Update: On June 14th, 2008, KSL reported that Danny Gallegos pleaded guilty to escape and has been sentenced to up to five years in prison, to run consecutive to his current sentence.
Two Salt Lake area families can breathe and sleep much easier tonight, as the two escaped convicts who so brutally affected their lives were recaptured on Saturday September 29th, 2007 after a week-long manhunt. Stories published in the Salt Lake Tribune, the Deseret Morning News, and KSL Channel 5.
Danny Martin Gallegos, 49, and Juan Carlos Diaz-Arevalo, 27, were recaptured near Green River, Wyoming after a police chase which ended in gunfire. Gallegos was wounded in the stomach and taken to a local hospital in preparation for medical evacuation to Salt Lake, while Diaz-Arevalo was booked into the Sweetwater County Jail.

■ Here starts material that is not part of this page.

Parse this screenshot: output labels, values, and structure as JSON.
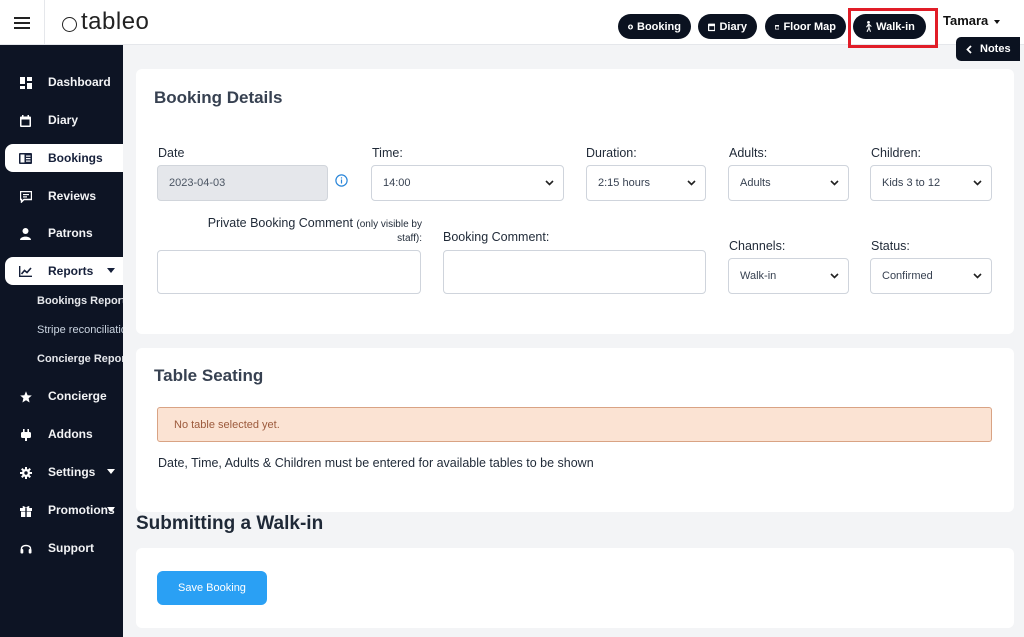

The two had broken into a Daggett County home shortly after 7:30 P.M. earlier Saturday evening. They tied up the occupant - a 79-year old former Salt Lake City police officer, with ropes and duct tape, threatened him with a knife, and stole the keys to his Ford Explorer. They also obtained weapons - including a rifle - from the man's vehicle. The resident freed himself and flagged down a passer-by to call police. A Sweetwater County sheriff's deputy spotted the car and a chase ensued, Blust said. Officers used spike strips to blow out tires.
The saga originally began on Sunday September 23rd, when the two convicts, who, despite being state prisoners, were being housed at the Daggett County Jail on a contract basis because of overcrowding at state facilities, apparently climbed over a fence adjacent to the jail's recreational area sometime around 2:30 P.M. or later. Their absence was not discovered until the 8:00 P.M. headcount. Because Diaz-Arevalo is an illegal alien from Mexico, there was some concern that the two would head south, but apparently the public hue and cry caused them to hunker down in Daggett County until they got desperate enough to make their break. Subsequent interviews with other jail inmates indicate the two had been planning their escape for weeks.
And what about the two families involved? The Snydergaard family hasn't been heard from. They went into hiding after the escape because Gallegos had previously threatened to kill Jerry Snydergaard for helping put him away. Danny Gallegos murdered Jerry Snydergaard's daughter, Tammy, in 1990.
However, Robert and Tessie Seneca, the parents of Lindsey Rae Fawson, who was murdered by Juan Diaz-Arevalo in a domestic dispute in 2005, were ecstatic over the escapees recapture. The Senecas have custody of Fawson's two sons, currently ages 5 and 7, and Diaz-Arevalo also threatened this family prior to his sentencing. After the escape, the Seneca's moved the boys to another location while Sandy police guarded the family's home.
The escape has triggered a week-long bout of debate and soul-searching within the Utah Department of Corrections. The practice of farming out state prison inmates was triggered by overcrowding in state facilities. The Utah state prison system is overpopulated by more than 1,500 inmates, so the state pays county facilities to siphon off the excess after a screening process. Jack Ford, the spokesman for the Utah Department of Corrections, previously stated that all inmates are carefully reviewed before they are transferred to county jails, and that the counties could pick and choose the inmates they'll take. Ford further explained that the state couldn't send them management problems, medical problems, or the mentally ill.
However, On Tuesday September 25th, Jack Ford said executive staff decided to re-examine operations in county jails and to possibly remove inmates serving lengthy prison terms. "We're going to review the counties — their security systems and their policies and the way they operate — in all jails," Ford said at the time. This theme was also stressed by Governor Jon Huntsman Jr., who has been a strong proponent of constructing a replacement for the Utah State Prison in Draper, during his weekly press conference. The murder of corrections officer Stephen Anderson by Curtis Allgier during a transport earlier this year undoubtedly still sticks in the governor's craw as well.
A column by Paul Rolly in the Salt Lake Tribune airs some other problems in the Utah State Department of Corrections. State prisons have been hurt by high turnover because of comparatively lower pay. The starting wage for a CO at Draper is about $1.50 per hour less than that for a CO at the Salt Lake County Jail. Lack of funding prevented a second CO from accompanying Stephen Anderson when transporting Curtis Allgier.
Before Utah starts spending money on effete luxuries like school vouchers, perhaps it should spend more money on necessities like PUBLIC SAFETY. They may need to use push-polls to convince people to swallow vouchers, but no push-poll is needed to convince people of the importance of public safety. Both the Snydergaard and Seneca families will be glad to convince you.